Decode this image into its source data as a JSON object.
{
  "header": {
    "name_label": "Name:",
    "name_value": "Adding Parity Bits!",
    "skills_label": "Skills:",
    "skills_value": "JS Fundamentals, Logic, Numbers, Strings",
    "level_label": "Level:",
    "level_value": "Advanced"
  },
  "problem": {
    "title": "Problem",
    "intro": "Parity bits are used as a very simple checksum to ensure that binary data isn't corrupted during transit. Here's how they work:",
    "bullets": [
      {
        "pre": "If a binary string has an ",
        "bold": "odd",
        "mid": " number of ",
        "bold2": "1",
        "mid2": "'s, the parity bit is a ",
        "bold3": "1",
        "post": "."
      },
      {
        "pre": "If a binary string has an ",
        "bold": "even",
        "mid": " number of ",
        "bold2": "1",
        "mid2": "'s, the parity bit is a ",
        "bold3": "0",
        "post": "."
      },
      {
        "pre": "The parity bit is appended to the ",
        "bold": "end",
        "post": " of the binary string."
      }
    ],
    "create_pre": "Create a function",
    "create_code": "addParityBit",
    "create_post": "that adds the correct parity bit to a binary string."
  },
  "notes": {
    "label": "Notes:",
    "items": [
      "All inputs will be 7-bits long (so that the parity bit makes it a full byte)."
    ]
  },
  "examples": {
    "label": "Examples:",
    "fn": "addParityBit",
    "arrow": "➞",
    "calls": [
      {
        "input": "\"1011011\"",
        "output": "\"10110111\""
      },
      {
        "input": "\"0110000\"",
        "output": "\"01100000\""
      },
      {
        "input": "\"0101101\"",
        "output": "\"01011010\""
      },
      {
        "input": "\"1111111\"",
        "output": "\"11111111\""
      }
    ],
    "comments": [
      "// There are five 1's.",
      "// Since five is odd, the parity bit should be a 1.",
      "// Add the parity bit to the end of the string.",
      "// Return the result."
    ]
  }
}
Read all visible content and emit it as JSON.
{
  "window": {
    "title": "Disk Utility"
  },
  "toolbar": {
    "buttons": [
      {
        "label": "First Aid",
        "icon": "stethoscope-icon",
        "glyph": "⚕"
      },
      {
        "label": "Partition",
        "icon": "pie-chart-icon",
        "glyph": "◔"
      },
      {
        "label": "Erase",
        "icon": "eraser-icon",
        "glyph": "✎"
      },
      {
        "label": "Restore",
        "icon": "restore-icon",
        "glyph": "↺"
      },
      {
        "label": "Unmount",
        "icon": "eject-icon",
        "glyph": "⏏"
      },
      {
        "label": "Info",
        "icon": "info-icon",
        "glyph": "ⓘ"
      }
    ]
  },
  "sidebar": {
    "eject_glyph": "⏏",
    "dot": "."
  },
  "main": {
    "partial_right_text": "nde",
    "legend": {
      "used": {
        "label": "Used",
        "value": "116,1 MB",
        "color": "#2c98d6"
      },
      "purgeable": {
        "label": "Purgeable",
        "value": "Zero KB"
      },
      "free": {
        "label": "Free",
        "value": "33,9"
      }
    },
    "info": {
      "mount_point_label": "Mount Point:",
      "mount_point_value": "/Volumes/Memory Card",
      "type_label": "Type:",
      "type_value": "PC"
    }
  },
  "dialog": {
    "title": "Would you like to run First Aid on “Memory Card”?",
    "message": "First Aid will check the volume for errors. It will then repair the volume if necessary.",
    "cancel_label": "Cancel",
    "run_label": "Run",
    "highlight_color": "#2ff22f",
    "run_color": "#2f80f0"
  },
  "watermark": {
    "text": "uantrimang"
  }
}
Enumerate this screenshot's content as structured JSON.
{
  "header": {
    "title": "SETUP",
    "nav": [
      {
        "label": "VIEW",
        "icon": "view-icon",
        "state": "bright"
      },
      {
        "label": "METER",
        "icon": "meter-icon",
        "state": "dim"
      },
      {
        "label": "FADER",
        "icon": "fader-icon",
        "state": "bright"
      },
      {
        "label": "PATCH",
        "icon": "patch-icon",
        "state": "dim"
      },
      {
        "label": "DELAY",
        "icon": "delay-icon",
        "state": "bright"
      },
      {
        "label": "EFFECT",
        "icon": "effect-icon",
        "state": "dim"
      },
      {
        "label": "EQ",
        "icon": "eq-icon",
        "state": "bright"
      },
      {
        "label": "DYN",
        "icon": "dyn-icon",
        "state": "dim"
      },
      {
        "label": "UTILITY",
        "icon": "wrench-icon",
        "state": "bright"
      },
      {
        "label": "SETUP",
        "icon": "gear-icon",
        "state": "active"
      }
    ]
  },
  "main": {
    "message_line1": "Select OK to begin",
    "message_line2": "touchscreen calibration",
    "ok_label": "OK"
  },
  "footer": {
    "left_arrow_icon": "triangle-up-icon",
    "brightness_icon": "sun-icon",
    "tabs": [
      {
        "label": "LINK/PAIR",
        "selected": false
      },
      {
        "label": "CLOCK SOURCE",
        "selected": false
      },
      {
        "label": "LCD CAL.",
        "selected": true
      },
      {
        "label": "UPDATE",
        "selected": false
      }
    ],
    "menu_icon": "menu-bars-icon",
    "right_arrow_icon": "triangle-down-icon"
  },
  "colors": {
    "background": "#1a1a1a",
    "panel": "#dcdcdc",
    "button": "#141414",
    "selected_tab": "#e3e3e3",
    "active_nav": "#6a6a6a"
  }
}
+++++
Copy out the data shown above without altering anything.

Decode this image into its source data as a JSON object.
{
  "header": {
    "name_label": "Name:",
    "name_value": "Adding Parity Bits!",
    "skills_label": "Skills:",
    "skills_value": "JS Fundamentals, Logic, Numbers, Strings",
    "level_label": "Level:",
    "level_value": "Advanced"
  },
  "problem": {
    "title": "Problem",
    "intro": "Parity bits are used as a very simple checksum to ensure that binary data isn't corrupted during transit. Here's how they work:",
    "bullets": [
      {
        "pre": "If a binary string has an ",
        "bold": "odd",
        "mid": " number of ",
        "bold2": "1",
        "mid2": "'s, the parity bit is a ",
        "bold3": "1",
        "post": "."
      },
      {
        "pre": "If a binary string has an ",
        "bold": "even",
        "mid": " number of ",
        "bold2": "1",
        "mid2": "'s, the parity bit is a ",
        "bold3": "0",
        "post": "."
      },
      {
        "pre": "The parity bit is appended to the ",
        "bold": "end",
        "post": " of the binary string."
      }
    ],
    "create_pre": "Create a function",
    "create_code": "addParityBit",
    "create_post": "that adds the correct parity bit to a binary string."
  },
  "notes": {
    "label": "Notes:",
    "items": [
      "All inputs will be 7-bits long (so that the parity bit makes it a full byte)."
    ]
  },
  "examples": {
    "label": "Examples:",
    "fn": "addParityBit",
    "arrow": "➞",
    "calls": [
      {
        "input": "\"1011011\"",
        "output": "\"10110111\""
      },
      {
        "input": "\"0110000\"",
        "output": "\"01100000\""
      },
      {
        "input": "\"0101101\"",
        "output": "\"01011010\""
      },
      {
        "input": "\"1111111\"",
        "output": "\"11111111\""
      }
    ],
    "comments": [
      "// There are five 1's.",
      "// Since five is odd, the parity bit should be a 1.",
      "// Add the parity bit to the end of the string.",
      "// Return the result."
    ]
  }
}
Read all visible content and emit it as JSON.
{
  "window": {
    "title": "Disk Utility"
  },
  "toolbar": {
    "buttons": [
      {
        "label": "First Aid",
        "icon": "stethoscope-icon",
        "glyph": "⚕"
      },
      {
        "label": "Partition",
        "icon": "pie-chart-icon",
        "glyph": "◔"
      },
      {
        "label": "Erase",
        "icon": "eraser-icon",
        "glyph": "✎"
      },
      {
        "label": "Restore",
        "icon": "restore-icon",
        "glyph": "↺"
      },
      {
        "label": "Unmount",
        "icon": "eject-icon",
        "glyph": "⏏"
      },
      {
        "label": "Info",
        "icon": "info-icon",
        "glyph": "ⓘ"
      }
    ]
  },
  "sidebar": {
    "eject_glyph": "⏏",
    "dot": "."
  },
  "main": {
    "partial_right_text": "nde",
    "legend": {
      "used": {
        "label": "Used",
        "value": "116,1 MB",
        "color": "#2c98d6"
      },
      "purgeable": {
        "label": "Purgeable",
        "value": "Zero KB"
      },
      "free": {
        "label": "Free",
        "value": "33,9"
      }
    },
    "info": {
      "mount_point_label": "Mount Point:",
      "mount_point_value": "/Volumes/Memory Card",
      "type_label": "Type:",
      "type_value": "PC"
    }
  },
  "dialog": {
    "title": "Would you like to run First Aid on “Memory Card”?",
    "message": "First Aid will check the volume for errors. It will then repair the volume if necessary.",
    "cancel_label": "Cancel",
    "run_label": "Run",
    "highlight_color": "#2ff22f",
    "run_color": "#2f80f0"
  },
  "watermark": {
    "text": "uantrimang"
  }
}
Enumerate this screenshot's content as structured JSON.
{
  "header": {
    "title": "SETUP",
    "nav": [
      {
        "label": "VIEW",
        "icon": "view-icon",
        "state": "bright"
      },
      {
        "label": "METER",
        "icon": "meter-icon",
        "state": "dim"
      },
      {
        "label": "FADER",
        "icon": "fader-icon",
        "state": "bright"
      },
      {
        "label": "PATCH",
        "icon": "patch-icon",
        "state": "dim"
      },
      {
        "label": "DELAY",
        "icon": "delay-icon",
        "state": "bright"
      },
      {
        "label": "EFFECT",
        "icon": "effect-icon",
        "state": "dim"
      },
      {
        "label": "EQ",
        "icon": "eq-icon",
        "state": "bright"
      },
      {
        "label": "DYN",
        "icon": "dyn-icon",
        "state": "dim"
      },
      {
        "label": "UTILITY",
        "icon": "wrench-icon",
        "state": "bright"
      },
      {
        "label": "SETUP",
        "icon": "gear-icon",
        "state": "active"
      }
    ]
  },
  "main": {
    "message_line1": "Select OK to begin",
    "message_line2": "touchscreen calibration",
    "ok_label": "OK"
  },
  "footer": {
    "left_arrow_icon": "triangle-up-icon",
    "brightness_icon": "sun-icon",
    "tabs": [
      {
        "label": "LINK/PAIR",
        "selected": false
      },
      {
        "label": "CLOCK SOURCE",
        "selected": false
      },
      {
        "label": "LCD CAL.",
        "selected": true
      },
      {
        "label": "UPDATE",
        "selected": false
      }
    ],
    "menu_icon": "menu-bars-icon",
    "right_arrow_icon": "triangle-down-icon"
  },
  "colors": {
    "background": "#1a1a1a",
    "panel": "#dcdcdc",
    "button": "#141414",
    "selected_tab": "#e3e3e3",
    "active_nav": "#6a6a6a"
  }
}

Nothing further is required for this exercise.